▸ **TO DO**
The answer must consist of every line from the data that holds "legend".
======== DATA FOR REVIEW
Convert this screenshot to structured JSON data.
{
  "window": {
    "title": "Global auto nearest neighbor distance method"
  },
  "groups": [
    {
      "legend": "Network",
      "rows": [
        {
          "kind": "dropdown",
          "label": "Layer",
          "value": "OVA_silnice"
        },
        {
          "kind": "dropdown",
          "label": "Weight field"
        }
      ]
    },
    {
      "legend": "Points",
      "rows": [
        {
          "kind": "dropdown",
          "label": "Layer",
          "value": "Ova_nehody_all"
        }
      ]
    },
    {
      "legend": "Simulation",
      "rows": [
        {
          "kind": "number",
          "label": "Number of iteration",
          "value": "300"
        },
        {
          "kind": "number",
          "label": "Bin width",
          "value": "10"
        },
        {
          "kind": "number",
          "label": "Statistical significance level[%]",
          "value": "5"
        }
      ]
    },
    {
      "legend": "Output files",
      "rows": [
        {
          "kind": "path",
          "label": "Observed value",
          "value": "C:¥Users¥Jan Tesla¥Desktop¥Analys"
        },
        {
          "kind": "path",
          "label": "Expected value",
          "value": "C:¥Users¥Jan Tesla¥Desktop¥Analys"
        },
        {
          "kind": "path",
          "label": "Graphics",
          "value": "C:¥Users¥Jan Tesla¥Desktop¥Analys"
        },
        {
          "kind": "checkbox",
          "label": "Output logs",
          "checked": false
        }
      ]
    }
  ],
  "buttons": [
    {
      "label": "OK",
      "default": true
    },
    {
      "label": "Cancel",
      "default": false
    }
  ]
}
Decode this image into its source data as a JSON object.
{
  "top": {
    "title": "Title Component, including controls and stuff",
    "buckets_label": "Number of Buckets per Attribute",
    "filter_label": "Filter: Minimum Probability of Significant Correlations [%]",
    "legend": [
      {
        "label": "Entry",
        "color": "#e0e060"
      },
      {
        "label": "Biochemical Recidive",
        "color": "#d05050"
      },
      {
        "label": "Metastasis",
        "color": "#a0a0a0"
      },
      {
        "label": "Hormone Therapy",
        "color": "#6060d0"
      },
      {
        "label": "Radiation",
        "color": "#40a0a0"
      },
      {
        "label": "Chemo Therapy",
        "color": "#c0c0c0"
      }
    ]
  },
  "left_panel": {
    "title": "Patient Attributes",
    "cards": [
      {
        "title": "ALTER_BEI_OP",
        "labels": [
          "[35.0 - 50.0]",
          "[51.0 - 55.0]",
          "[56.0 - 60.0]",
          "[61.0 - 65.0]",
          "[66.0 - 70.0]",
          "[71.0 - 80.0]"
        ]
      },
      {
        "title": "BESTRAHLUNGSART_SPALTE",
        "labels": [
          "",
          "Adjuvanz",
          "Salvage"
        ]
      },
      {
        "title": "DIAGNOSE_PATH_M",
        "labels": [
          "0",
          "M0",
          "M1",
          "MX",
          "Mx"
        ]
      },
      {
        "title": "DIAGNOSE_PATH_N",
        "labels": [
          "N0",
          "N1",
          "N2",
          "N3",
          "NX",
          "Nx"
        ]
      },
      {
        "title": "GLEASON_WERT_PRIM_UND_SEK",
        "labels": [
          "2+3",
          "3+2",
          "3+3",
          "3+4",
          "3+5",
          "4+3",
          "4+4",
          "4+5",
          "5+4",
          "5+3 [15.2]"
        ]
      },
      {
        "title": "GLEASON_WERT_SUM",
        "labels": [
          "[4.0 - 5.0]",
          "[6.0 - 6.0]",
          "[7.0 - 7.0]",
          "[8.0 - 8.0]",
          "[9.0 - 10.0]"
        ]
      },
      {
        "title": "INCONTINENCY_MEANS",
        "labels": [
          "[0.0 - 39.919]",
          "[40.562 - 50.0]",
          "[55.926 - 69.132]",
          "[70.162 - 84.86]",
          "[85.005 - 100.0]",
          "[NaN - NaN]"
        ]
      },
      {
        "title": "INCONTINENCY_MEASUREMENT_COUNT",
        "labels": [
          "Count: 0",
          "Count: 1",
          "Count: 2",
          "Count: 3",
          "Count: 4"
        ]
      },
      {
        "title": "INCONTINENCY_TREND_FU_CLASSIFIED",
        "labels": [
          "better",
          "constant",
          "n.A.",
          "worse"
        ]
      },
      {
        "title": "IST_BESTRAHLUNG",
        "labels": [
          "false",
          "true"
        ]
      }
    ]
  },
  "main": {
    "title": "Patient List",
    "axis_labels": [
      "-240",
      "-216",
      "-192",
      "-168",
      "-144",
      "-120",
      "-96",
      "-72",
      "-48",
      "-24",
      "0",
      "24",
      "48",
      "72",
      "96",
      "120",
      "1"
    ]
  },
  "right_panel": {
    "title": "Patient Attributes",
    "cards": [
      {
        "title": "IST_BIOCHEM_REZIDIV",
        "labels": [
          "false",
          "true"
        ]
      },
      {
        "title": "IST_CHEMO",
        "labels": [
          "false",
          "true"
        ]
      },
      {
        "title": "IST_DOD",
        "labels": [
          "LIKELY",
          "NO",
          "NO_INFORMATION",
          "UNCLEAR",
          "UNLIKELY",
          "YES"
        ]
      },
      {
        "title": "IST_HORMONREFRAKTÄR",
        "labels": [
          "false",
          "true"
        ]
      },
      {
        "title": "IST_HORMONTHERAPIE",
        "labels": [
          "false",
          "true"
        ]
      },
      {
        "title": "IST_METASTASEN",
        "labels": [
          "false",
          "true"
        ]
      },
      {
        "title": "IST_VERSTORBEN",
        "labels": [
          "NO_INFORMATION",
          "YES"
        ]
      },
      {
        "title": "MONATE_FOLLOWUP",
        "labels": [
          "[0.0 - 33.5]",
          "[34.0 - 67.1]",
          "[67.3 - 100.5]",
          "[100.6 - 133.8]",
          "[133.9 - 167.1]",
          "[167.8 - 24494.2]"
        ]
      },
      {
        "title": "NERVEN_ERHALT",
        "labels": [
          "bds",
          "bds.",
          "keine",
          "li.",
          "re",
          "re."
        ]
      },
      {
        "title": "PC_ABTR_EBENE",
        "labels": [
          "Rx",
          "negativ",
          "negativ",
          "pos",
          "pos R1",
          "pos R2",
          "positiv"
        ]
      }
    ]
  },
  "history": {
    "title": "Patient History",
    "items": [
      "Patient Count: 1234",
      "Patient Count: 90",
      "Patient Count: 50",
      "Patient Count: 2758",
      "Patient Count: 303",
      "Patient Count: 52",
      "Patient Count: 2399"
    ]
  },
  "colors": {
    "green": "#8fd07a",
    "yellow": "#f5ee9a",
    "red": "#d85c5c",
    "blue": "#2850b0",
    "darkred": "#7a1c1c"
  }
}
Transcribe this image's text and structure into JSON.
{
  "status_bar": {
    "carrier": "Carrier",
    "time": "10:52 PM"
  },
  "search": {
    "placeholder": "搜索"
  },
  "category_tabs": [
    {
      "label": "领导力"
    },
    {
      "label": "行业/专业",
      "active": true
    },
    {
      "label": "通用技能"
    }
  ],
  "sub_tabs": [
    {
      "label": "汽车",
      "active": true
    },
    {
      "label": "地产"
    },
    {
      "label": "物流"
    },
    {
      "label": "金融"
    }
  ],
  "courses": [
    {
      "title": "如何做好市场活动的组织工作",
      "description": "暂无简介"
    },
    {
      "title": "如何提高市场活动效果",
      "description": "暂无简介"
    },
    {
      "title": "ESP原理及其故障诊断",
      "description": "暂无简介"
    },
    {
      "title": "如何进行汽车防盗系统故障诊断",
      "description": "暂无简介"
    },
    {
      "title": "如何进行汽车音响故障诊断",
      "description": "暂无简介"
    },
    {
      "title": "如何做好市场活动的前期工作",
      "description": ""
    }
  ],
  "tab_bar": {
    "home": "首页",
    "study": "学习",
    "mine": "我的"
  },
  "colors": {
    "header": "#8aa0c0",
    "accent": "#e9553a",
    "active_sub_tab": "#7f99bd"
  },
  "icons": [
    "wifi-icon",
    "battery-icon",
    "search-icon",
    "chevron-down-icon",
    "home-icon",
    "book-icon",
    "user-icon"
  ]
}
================
▸ **FINISHED TASK**
      "legend": "Network",
      "legend": "Points",
      "legend": "Simulation",
      "legend": "Output files",
    "legend": [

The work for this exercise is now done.